• _Aim of the exercise_
Write every entry out again, exactly as given.

---

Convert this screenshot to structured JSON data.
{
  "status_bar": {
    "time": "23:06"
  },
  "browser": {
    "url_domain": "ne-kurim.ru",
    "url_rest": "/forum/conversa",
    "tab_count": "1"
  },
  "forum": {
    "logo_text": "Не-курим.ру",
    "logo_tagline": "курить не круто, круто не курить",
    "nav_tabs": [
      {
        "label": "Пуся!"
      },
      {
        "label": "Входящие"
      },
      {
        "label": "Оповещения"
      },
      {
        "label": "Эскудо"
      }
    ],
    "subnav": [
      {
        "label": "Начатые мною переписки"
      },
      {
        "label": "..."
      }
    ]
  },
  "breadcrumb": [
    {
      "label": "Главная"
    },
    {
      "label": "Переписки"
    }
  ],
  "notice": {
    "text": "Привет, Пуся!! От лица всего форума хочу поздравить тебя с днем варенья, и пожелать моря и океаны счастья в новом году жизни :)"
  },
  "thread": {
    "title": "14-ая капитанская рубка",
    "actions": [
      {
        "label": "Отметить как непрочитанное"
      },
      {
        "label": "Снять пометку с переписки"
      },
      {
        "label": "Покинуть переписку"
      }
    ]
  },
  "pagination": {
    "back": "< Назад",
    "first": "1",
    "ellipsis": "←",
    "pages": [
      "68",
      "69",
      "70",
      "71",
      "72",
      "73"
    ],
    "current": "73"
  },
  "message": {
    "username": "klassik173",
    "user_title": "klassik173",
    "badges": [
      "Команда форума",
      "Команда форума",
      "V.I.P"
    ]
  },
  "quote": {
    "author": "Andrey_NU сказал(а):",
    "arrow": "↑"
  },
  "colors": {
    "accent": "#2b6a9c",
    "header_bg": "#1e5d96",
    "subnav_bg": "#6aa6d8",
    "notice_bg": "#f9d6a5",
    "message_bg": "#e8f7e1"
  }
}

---

• _Solution for this exercise_
Convert this screenshot to structured JSON data.
{
  "status_bar": {
    "time": "23:06"
  },
  "browser": {
    "url_domain": "ne-kurim.ru",
    "url_rest": "/forum/conversa",
    "tab_count": "1"
  },
  "forum": {
    "logo_text": "Не-курим.ру",
    "logo_tagline": "курить не круто, круто не курить",
    "nav_tabs": [
      {
        "label": "Пуся!"
      },
      {
        "label": "Входящие"
      },
      {
        "label": "Оповещения"
      },
      {
        "label": "Эскудо"
      }
    ],
    "subnav": [
      {
        "label": "Начатые мною переписки"
      },
      {
        "label": "..."
      }
    ]
  },
  "breadcrumb": [
    {
      "label": "Главная"
    },
    {
      "label": "Переписки"
    }
  ],
  "notice": {
    "text": "Привет, Пуся!! От лица всего форума хочу поздравить тебя с днем варенья, и пожелать моря и океаны счастья в новом году жизни :)"
  },
  "thread": {
    "title": "14-ая капитанская рубка",
    "actions": [
      {
        "label": "Отметить как непрочитанное"
      },
      {
        "label": "Снять пометку с переписки"
      },
      {
        "label": "Покинуть переписку"
      }
    ]
  },
  "pagination": {
    "back": "< Назад",
    "first": "1",
    "ellipsis": "←",
    "pages": [
      "68",
      "69",
      "70",
      "71",
      "72",
      "73"
    ],
    "current": "73"
  },
  "message": {
    "username": "klassik173",
    "user_title": "klassik173",
    "badges": [
      "Команда форума",
      "Команда форума",
      "V.I.P"
    ]
  },
  "quote": {
    "author": "Andrey_NU сказал(а):",
    "arrow": "↑"
  },
  "colors": {
    "accent": "#2b6a9c",
    "header_bg": "#1e5d96",
    "subnav_bg": "#6aa6d8",
    "notice_bg": "#f9d6a5",
    "message_bg": "#e8f7e1"
  }
}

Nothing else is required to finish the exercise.